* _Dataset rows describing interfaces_
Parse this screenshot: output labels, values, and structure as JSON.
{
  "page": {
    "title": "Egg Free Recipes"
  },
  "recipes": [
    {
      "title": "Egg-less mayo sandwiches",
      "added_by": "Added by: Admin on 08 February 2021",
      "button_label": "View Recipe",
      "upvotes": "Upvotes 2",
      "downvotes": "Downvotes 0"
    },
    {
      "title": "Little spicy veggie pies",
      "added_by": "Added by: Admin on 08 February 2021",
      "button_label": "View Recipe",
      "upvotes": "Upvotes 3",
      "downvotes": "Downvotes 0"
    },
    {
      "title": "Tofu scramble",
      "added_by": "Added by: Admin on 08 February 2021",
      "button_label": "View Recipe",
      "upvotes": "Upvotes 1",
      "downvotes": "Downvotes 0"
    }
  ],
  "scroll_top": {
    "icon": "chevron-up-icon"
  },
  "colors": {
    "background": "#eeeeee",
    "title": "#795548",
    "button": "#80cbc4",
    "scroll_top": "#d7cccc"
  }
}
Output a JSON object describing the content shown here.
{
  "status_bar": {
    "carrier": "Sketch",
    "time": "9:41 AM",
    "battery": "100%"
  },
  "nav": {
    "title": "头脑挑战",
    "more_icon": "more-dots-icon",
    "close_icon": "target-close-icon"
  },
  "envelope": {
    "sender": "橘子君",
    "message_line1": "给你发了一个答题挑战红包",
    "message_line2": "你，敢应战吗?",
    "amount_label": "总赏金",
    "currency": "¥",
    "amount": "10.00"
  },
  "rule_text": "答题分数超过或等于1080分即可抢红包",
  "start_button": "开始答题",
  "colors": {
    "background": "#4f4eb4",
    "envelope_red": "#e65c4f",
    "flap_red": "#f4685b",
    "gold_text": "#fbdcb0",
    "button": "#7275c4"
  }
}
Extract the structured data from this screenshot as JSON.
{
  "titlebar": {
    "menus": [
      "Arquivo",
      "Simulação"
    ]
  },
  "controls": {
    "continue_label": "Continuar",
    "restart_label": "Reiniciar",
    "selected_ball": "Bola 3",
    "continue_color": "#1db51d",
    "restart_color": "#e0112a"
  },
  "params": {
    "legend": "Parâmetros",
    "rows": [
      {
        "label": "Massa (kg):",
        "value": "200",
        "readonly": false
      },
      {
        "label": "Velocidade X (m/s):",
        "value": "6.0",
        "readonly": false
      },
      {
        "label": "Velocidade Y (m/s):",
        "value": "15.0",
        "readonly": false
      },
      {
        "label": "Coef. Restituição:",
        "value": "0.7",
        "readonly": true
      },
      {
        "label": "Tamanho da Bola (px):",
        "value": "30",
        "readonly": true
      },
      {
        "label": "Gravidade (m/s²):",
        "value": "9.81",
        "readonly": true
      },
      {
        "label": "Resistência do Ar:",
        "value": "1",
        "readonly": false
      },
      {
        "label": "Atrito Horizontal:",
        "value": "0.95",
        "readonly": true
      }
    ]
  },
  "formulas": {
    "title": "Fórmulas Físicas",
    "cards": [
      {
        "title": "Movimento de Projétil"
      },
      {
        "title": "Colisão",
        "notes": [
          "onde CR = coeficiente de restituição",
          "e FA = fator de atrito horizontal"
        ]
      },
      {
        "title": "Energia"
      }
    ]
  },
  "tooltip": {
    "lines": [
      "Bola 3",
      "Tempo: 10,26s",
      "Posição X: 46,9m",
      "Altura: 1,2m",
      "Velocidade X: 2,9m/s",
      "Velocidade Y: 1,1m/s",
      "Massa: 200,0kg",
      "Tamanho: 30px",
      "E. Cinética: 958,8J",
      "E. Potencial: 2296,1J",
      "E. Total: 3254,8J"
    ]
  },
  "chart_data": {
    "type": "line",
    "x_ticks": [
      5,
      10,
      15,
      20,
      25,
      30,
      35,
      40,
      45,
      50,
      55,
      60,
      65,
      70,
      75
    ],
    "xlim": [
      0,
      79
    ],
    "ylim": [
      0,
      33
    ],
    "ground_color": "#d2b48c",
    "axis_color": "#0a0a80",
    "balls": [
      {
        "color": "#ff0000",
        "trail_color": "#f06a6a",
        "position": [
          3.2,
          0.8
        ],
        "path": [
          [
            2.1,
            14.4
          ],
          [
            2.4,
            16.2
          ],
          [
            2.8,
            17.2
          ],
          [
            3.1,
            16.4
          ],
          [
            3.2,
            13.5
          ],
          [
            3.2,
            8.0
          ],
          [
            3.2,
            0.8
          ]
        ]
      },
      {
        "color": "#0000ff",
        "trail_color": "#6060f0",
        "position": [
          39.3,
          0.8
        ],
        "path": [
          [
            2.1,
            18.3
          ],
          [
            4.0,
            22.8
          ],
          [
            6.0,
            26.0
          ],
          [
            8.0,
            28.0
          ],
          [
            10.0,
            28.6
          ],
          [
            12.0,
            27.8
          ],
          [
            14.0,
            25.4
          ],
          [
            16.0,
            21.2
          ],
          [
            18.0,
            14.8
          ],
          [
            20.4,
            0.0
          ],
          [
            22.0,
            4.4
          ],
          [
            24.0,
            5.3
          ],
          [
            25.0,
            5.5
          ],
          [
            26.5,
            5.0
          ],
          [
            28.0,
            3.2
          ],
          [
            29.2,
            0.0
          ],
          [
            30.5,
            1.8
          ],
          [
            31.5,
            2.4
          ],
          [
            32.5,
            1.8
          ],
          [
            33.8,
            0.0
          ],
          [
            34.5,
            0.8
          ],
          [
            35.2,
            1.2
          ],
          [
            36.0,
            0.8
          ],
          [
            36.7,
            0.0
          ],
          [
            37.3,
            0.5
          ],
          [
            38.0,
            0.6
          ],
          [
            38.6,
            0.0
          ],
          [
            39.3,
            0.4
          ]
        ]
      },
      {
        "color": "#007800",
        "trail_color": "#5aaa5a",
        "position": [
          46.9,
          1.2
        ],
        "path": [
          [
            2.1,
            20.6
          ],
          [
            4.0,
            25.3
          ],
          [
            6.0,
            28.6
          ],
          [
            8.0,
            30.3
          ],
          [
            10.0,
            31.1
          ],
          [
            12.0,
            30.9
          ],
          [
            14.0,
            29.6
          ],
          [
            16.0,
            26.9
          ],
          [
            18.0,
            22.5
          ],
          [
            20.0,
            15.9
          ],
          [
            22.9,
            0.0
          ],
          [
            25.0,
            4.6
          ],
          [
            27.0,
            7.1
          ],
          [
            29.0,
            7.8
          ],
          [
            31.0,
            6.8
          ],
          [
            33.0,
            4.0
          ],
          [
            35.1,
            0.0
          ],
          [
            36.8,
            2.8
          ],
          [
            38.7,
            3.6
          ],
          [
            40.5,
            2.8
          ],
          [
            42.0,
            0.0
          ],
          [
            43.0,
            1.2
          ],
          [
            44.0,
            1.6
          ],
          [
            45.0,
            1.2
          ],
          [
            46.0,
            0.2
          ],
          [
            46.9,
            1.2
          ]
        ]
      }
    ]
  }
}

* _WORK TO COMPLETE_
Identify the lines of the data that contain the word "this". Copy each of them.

* _EXERCISE SOLUTION_
Parse this screenshot: output labels, values, and structure as JSON.
Extract the structured data from this screenshot as JSON.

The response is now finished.